As a Professional Member of the ICA, I agree with all of their points. In the past, I bought non-infringing names before dropping them within the 5 days, but that wasn’t to test traffic. I did it when I first started in the business to try and take a $7 registration to flip it for $25 a couple of days later. I don’t think this is particularly harmful, but since many people use the loophole to quickly test traffic on potential trademark names, I don’t see the harm in closing it.
I don’t believe a domain owner should have the right to own a clear and undisputed trademark domain name. In my opinion, nobody except Verizon has the right to own a domain name like VerizonMobilePhones.com except for Verizon.
The most difficult situation is determining when a domain name clearly infringes upon someone else’s trademark. Just because a domain name happens to have the letters “aig” and “insurance” in them, doesn’t necessarily mean it is infringing on AIG’s brand trademark. For example, AIGInsurance.com would clearly be an infringing domain name; however, PaigeInsurance.com, a NH-based insurance company run by the Paige Family, would not infringe simply because it has “aig” and “insurance” in its domain name.
One point of interest related to this press release is the lack of actual press it seems to have received. When CADNA was created a couple of months ago, I read news articles everywhere. My Google Reader sent me PR notices from tens of news outlets throughout the world. For this press release, I didn’t hear about it until 4 days after the release, and had someone not posted it in one of the forums, I wouldn’t have seen it at all (Thanks to Josh Melamed for posting it on Rick’s Forum!)

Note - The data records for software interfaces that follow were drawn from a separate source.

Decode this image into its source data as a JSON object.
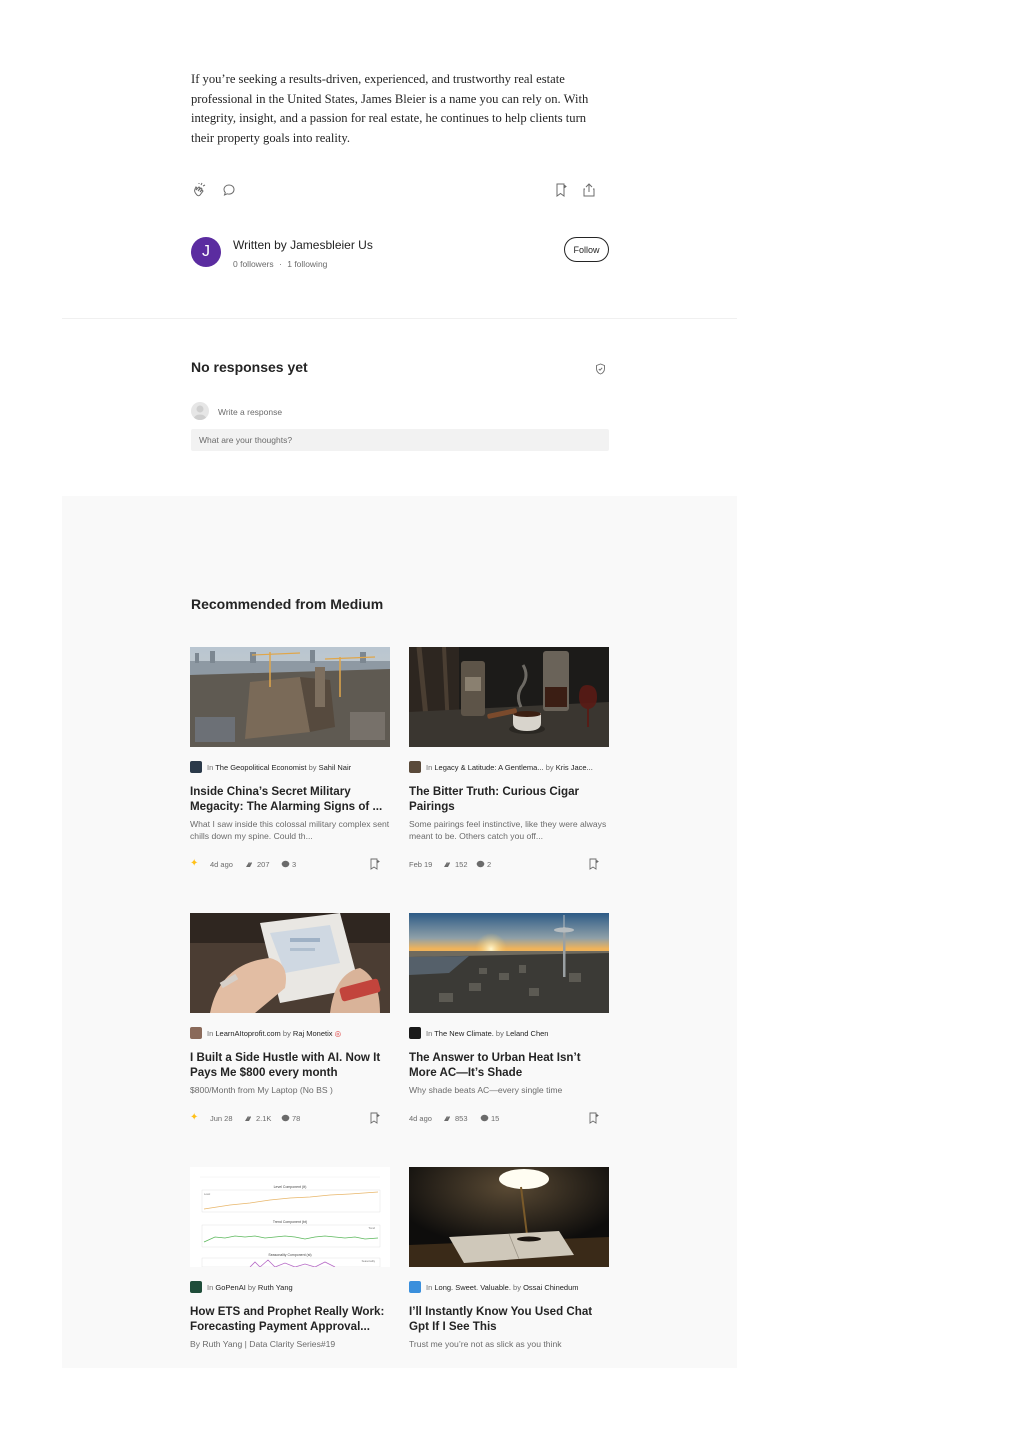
{
  "article": {
    "closing_paragraph": "If you’re seeking a results-driven, experienced, and trustworthy real estate professional in the United States, James Bleier is a name you can rely on. With integrity, insight, and a passion for real estate, he continues to help clients turn their property goals into reality."
  },
  "author": {
    "avatar_letter": "J",
    "written_by": "Written by Jamesbleier Us",
    "followers": "0 followers",
    "separator": "·",
    "following": "1 following",
    "follow_label": "Follow"
  },
  "responses": {
    "title": "No responses yet",
    "write_label": "Write a response",
    "placeholder": "What are your thoughts?"
  },
  "recommended": {
    "title": "Recommended from Medium",
    "in_word": "In",
    "by_word": "by",
    "cards": [
      {
        "publication": "The Geopolitical Economist",
        "author": "Sahil Nair",
        "title": "Inside China’s Secret Military Megacity: The Alarming Signs of ...",
        "subtitle": "What I saw inside this colossal military complex sent chills down my spine. Could th...",
        "date": "4d ago",
        "claps": "207",
        "comments": "3",
        "member_only": true
      },
      {
        "publication": "Legacy & Latitude: A Gentlema...",
        "author": "Kris Jace...",
        "title": "The Bitter Truth: Curious Cigar Pairings",
        "subtitle": "Some pairings feel instinctive, like they were always meant to be. Others catch you off...",
        "date": "Feb 19",
        "claps": "152",
        "comments": "2",
        "member_only": false
      },
      {
        "publication": "LearnAItoprofit.com",
        "author": "Raj Monetix",
        "title": "I Built a Side Hustle with AI. Now It Pays Me $800 every month",
        "subtitle": "$800/Month from My Laptop (No BS )",
        "date": "Jun 28",
        "claps": "2.1K",
        "comments": "78",
        "member_only": true
      },
      {
        "publication": "The New Climate.",
        "author": "Leland Chen",
        "title": "The Answer to Urban Heat Isn’t More AC—It’s Shade",
        "subtitle": "Why shade beats AC—every single time",
        "date": "4d ago",
        "claps": "853",
        "comments": "15",
        "member_only": false
      },
      {
        "publication": "GoPenAI",
        "author": "Ruth Yang",
        "title": "How ETS and Prophet Really Work: Forecasting Payment Approval...",
        "subtitle": "By Ruth Yang | Data Clarity Series#19"
      },
      {
        "publication": "Long. Sweet. Valuable.",
        "author": "Ossai Chinedum",
        "title": "I’ll Instantly Know You Used Chat Gpt If I See This",
        "subtitle": "Trust me you’re not as slick as you think"
      }
    ]
  },
  "thumbnail_chart": {
    "panel_titles": [
      "Level Component (ℓt)",
      "Trend Component (bt)",
      "Seasonality Component (st)"
    ],
    "legends": [
      "Level",
      "Trend",
      "Seasonality"
    ]
  },
  "colors": {
    "avatar": "#5b2ca0",
    "member_star": "#ffc017",
    "section_bg": "#f9f9f9",
    "text": "#242424",
    "muted": "#6b6b6b"
  },
  "icons": [
    "clap-icon",
    "comment-icon",
    "bookmark-icon",
    "share-icon",
    "shield-icon",
    "star-icon"
  ]
}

Back in the 1980s when the US economy was facing tough times and the dollar was weak against Asian currency, the Japanese swooped in and purchased a tremendous amount of New York City real estate. They realized that they could buy valuable real estate at a fraction of the real value. Once the dollar rebounded in the 1990s and US investors like Donald Trump began buying it back, many Japanese real estate investors made a fortune. With the recent currency woes facing the US dollar against the Euro and Canadian dollar, I believe we may see the same thing happen to domain name assets. Foreign investors now have the advantage of stronger currencies against the the US dollar, and they can afford to go on a domain spending spree.People may counter this theory by saying that because PPC payouts are made in US dollars it wouldn’t be a good deal for foreign investors to buy domain names. Do these people think that when the Mitsubishi Estate Company of Japan bought the Rockefeller Building in New York City, rent was paid to them in Yen? I am sure rent was paid in US dollars, and they were happy to buy this US property jewel at a discount.While the Euro is strongest against the US dollar, I don’t believe Europeans will be the most active buyers. There are too many European extensions that are popular (.uk and .de for example), so they may not take full advantage of the discounted US prices.I believe the spending spree will start north of the border in Canada. Some of the most prolific domain investment companies reside in Vancouver, British Columbia. Since Canada is so close to the US and .com names are certainly common in Canada, I predict the Canadians will be the biggest buyers of domain names while the dollar is weak. For the first time in 31 years, the Canadian dollar is on par with the US dollar, and it has grown 62% since 2002. Canadians are proud that their economy seems to be outperforming the economy of their US counterparts. What better way to show their economic advantage than buying property? Instead of just a real estate boom, I foresee a virtual real estate boom, and our friends north of the border could be leading that charge.